**SUPPLIED MATERIAL:**
· · ·

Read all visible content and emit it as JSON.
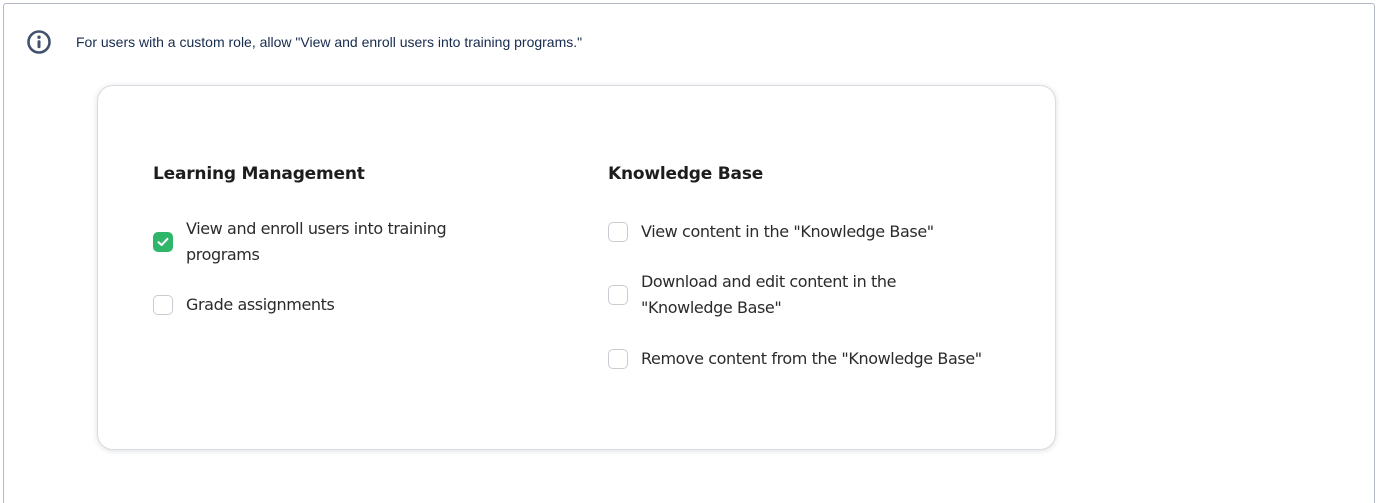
{
  "info": {
    "text": "For users with a custom role, allow \"View and enroll users into training programs.\""
  },
  "colors": {
    "accent": "#2fb66b",
    "info_icon": "#42526e",
    "panel_border": "#b3bac5"
  },
  "permissions": {
    "learning": {
      "title": "Learning Management",
      "items": [
        {
          "label": "View and enroll users into training programs",
          "checked": true
        },
        {
          "label": "Grade assignments",
          "checked": false
        }
      ]
    },
    "knowledge": {
      "title": "Knowledge Base",
      "items": [
        {
          "label": "View content in the \"Knowledge Base\"",
          "checked": false
        },
        {
          "label": "Download and edit content in the \"Knowledge Base\"",
          "checked": false
        },
        {
          "label": "Remove content from the \"Knowledge Base\"",
          "checked": false
        }
      ]
    }
  }
}
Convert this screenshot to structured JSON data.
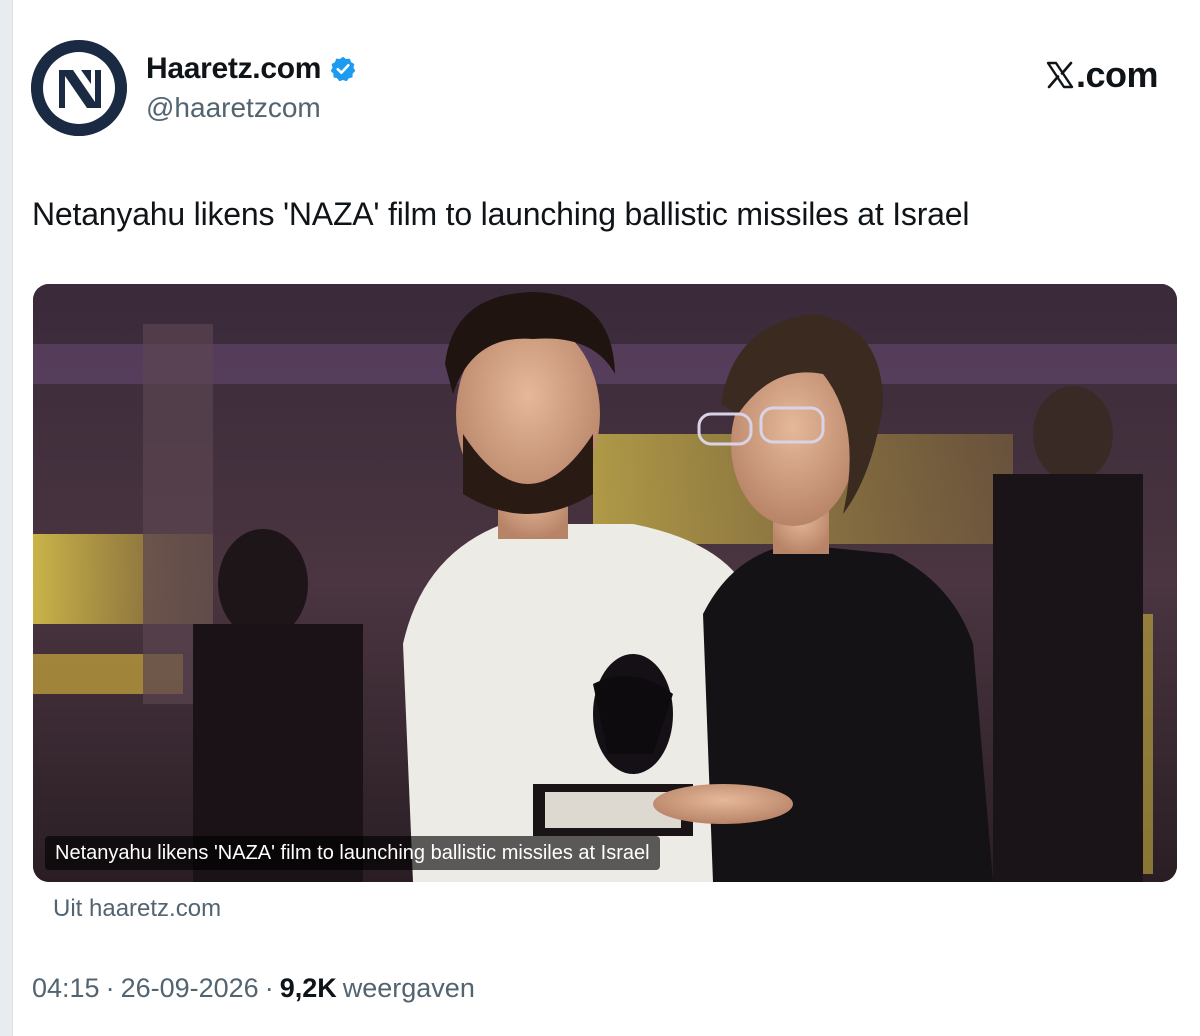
{
  "account": {
    "display_name": "Haaretz.com",
    "handle": "@haaretzcom",
    "verified": true,
    "avatar_icon": "haaretz-logo-icon"
  },
  "platform": {
    "logo_text": ".com",
    "logo_icon": "x-logo-icon"
  },
  "tweet": {
    "text": "Netanyahu likens 'NAZA' film to launching ballistic missiles at Israel"
  },
  "media": {
    "caption": "Netanyahu likens 'NAZA' film to launching ballistic missiles at Israel"
  },
  "source": {
    "label": "Uit haaretz.com"
  },
  "meta": {
    "time": "04:15",
    "separator": "·",
    "date": "26-09-2026",
    "views_count": "9,2K",
    "views_label": "weergaven"
  },
  "colors": {
    "text_primary": "#0f1419",
    "text_secondary": "#536471",
    "verified_blue": "#1d9bf0",
    "avatar_bg": "#1b2a43"
  }
}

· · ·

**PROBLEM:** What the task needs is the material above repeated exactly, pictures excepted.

**ANSWER BOX:**
Read all visible content and emit it as JSON.
{
  "info": {
    "text": "For users with a custom role, allow \"View and enroll users into training programs.\""
  },
  "colors": {
    "accent": "#2fb66b",
    "info_icon": "#42526e",
    "panel_border": "#b3bac5"
  },
  "permissions": {
    "learning": {
      "title": "Learning Management",
      "items": [
        {
          "label": "View and enroll users into training programs",
          "checked": true
        },
        {
          "label": "Grade assignments",
          "checked": false
        }
      ]
    },
    "knowledge": {
      "title": "Knowledge Base",
      "items": [
        {
          "label": "View content in the \"Knowledge Base\"",
          "checked": false
        },
        {
          "label": "Download and edit content in the \"Knowledge Base\"",
          "checked": false
        },
        {
          "label": "Remove content from the \"Knowledge Base\"",
          "checked": false
        }
      ]
    }
  }
}
Convert this screenshot to structured JSON data.
{
  "account": {
    "display_name": "Haaretz.com",
    "handle": "@haaretzcom",
    "verified": true,
    "avatar_icon": "haaretz-logo-icon"
  },
  "platform": {
    "logo_text": ".com",
    "logo_icon": "x-logo-icon"
  },
  "tweet": {
    "text": "Netanyahu likens 'NAZA' film to launching ballistic missiles at Israel"
  },
  "media": {
    "caption": "Netanyahu likens 'NAZA' film to launching ballistic missiles at Israel"
  },
  "source": {
    "label": "Uit haaretz.com"
  },
  "meta": {
    "time": "04:15",
    "separator": "·",
    "date": "26-09-2026",
    "views_count": "9,2K",
    "views_label": "weergaven"
  },
  "colors": {
    "text_primary": "#0f1419",
    "text_secondary": "#536471",
    "verified_blue": "#1d9bf0",
    "avatar_bg": "#1b2a43"
  }
}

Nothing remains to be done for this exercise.